TASK TO CARRY OUT:
Only the lines from the one containing "Convert this screenshot" through the end of the entries should be returned, exactly as they are, with the pictures omitted.
─── DATA IN THIS EXERCISE ───
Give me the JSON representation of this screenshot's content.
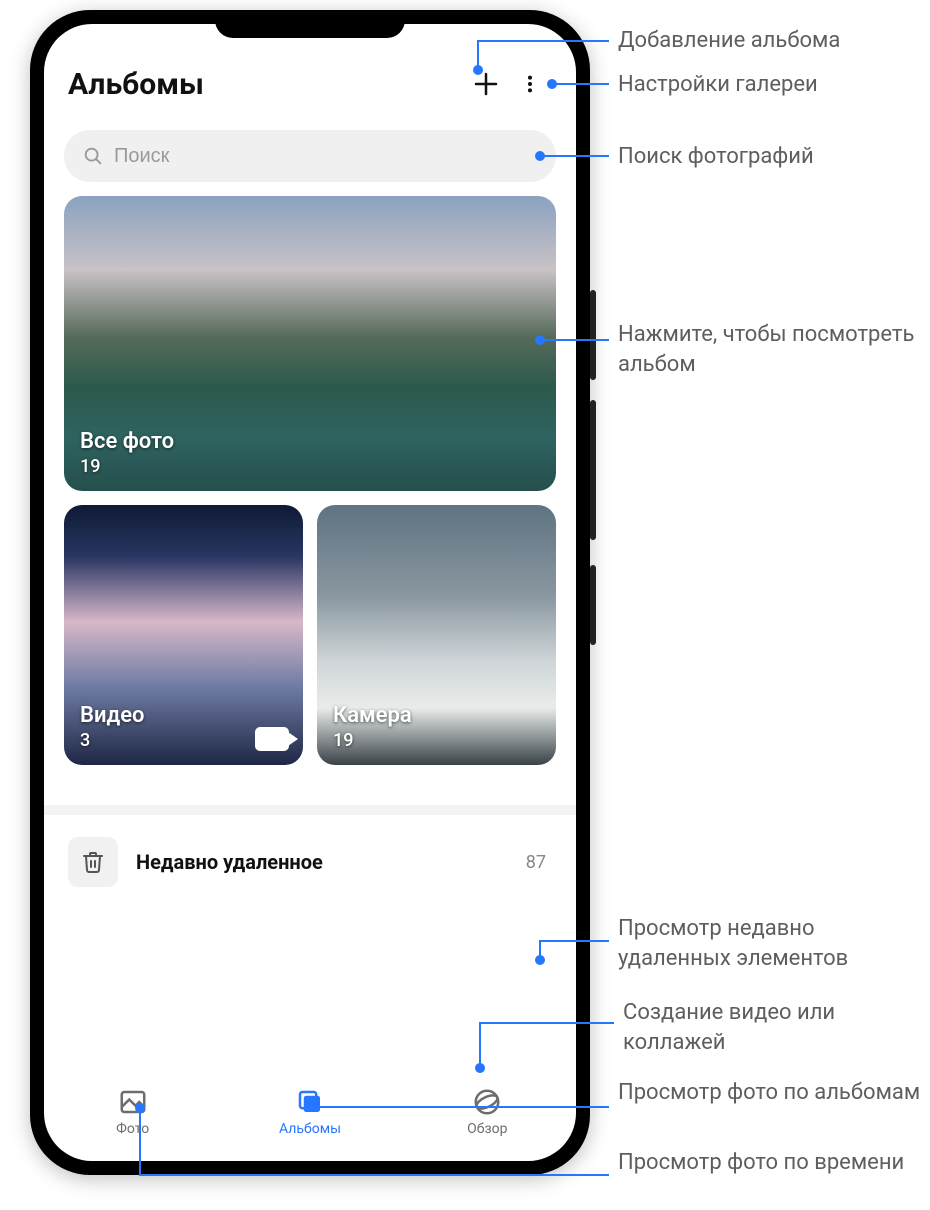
{
  "header": {
    "title": "Альбомы",
    "add_icon": "plus-icon",
    "menu_icon": "more-vertical-icon"
  },
  "search": {
    "placeholder": "Поиск",
    "icon": "search-icon"
  },
  "albums": [
    {
      "name": "Все фото",
      "count": "19",
      "kind": "big"
    },
    {
      "name": "Видео",
      "count": "3",
      "kind": "small",
      "video": true
    },
    {
      "name": "Камера",
      "count": "19",
      "kind": "small"
    }
  ],
  "recently_deleted": {
    "label": "Недавно удаленное",
    "count": "87",
    "icon": "trash-icon"
  },
  "navbar": [
    {
      "label": "Фото",
      "icon": "photo-nav-icon",
      "active": false
    },
    {
      "label": "Альбомы",
      "icon": "albums-nav-icon",
      "active": true
    },
    {
      "label": "Обзор",
      "icon": "discover-nav-icon",
      "active": false
    }
  ],
  "callouts": {
    "add_album": "Добавление альбома",
    "settings": "Настройки галереи",
    "search": "Поиск фотографий",
    "open_album": "Нажмите, чтобы посмотреть альбом",
    "recent_del": "Просмотр недавно удаленных элементов",
    "discover": "Создание видео или коллажей",
    "by_albums": "Просмотр фото по альбомам",
    "by_time": "Просмотр фото по времени"
  },
  "colors": {
    "accent": "#2676ff",
    "text_muted": "#5e5e5e"
  }
}
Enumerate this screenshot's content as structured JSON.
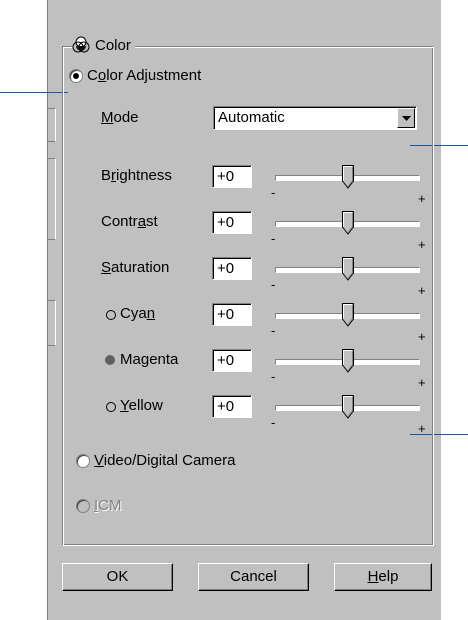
{
  "group": {
    "title": "Color"
  },
  "color_adjustment": {
    "label_pre": "C",
    "label_ul": "o",
    "label_post": "lor Adjustment",
    "selected": true
  },
  "mode": {
    "label_ul": "M",
    "label_post": "ode",
    "value": "Automatic"
  },
  "sliders": [
    {
      "pre": "B",
      "ul": "r",
      "post": "ightness",
      "value": "+0",
      "level": 0.5,
      "marker": "none"
    },
    {
      "pre": "Contr",
      "ul": "a",
      "post": "st",
      "value": "+0",
      "level": 0.5,
      "marker": "none"
    },
    {
      "pre": "",
      "ul": "S",
      "post": "aturation",
      "value": "+0",
      "level": 0.5,
      "marker": "none"
    },
    {
      "pre": "Cya",
      "ul": "n",
      "post": "",
      "value": "+0",
      "level": 0.5,
      "marker": "hollow"
    },
    {
      "pre": "Ma",
      "ul": "g",
      "post": "enta",
      "value": "+0",
      "level": 0.5,
      "marker": "filled"
    },
    {
      "pre": "",
      "ul": "Y",
      "post": "ellow",
      "value": "+0",
      "level": 0.5,
      "marker": "hollow"
    }
  ],
  "ticks": {
    "min": "-",
    "max": "+"
  },
  "video": {
    "pre": "",
    "ul": "V",
    "post": "ideo/Digital Camera",
    "selected": false
  },
  "icm": {
    "pre": "",
    "ul": "I",
    "post": "CM",
    "selected": false,
    "disabled": true
  },
  "buttons": {
    "ok": "OK",
    "cancel": "Cancel",
    "help_ul": "H",
    "help_post": "elp"
  },
  "colors": {
    "dialog": "#c0c0c0",
    "callout": "#1f55a8"
  }
}
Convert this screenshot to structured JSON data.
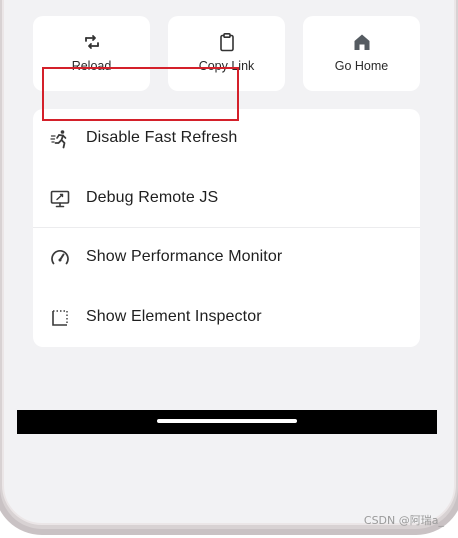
{
  "tiles": [
    {
      "label": "Reload",
      "icon": "reload-icon"
    },
    {
      "label": "Copy Link",
      "icon": "clipboard-icon"
    },
    {
      "label": "Go Home",
      "icon": "home-icon"
    }
  ],
  "menu": {
    "items": [
      {
        "label": "Disable Fast Refresh",
        "icon": "running-person-icon"
      },
      {
        "label": "Debug Remote JS",
        "icon": "monitor-debug-icon"
      },
      {
        "label": "Show Performance Monitor",
        "icon": "gauge-icon"
      },
      {
        "label": "Show Element Inspector",
        "icon": "dotted-square-icon"
      }
    ]
  },
  "highlight_color": "#d4202a",
  "watermark": "CSDN @阿瑞a_"
}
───
ANSWER SPACE:
Convert this screenshot to structured JSON data.
{
  "tiles": [
    {
      "label": "Reload",
      "icon": "reload-icon"
    },
    {
      "label": "Copy Link",
      "icon": "clipboard-icon"
    },
    {
      "label": "Go Home",
      "icon": "home-icon"
    }
  ],
  "menu": {
    "items": [
      {
        "label": "Disable Fast Refresh",
        "icon": "running-person-icon"
      },
      {
        "label": "Debug Remote JS",
        "icon": "monitor-debug-icon"
      },
      {
        "label": "Show Performance Monitor",
        "icon": "gauge-icon"
      },
      {
        "label": "Show Element Inspector",
        "icon": "dotted-square-icon"
      }
    ]
  },
  "highlight_color": "#d4202a",
  "watermark": "CSDN @阿瑞a_"
}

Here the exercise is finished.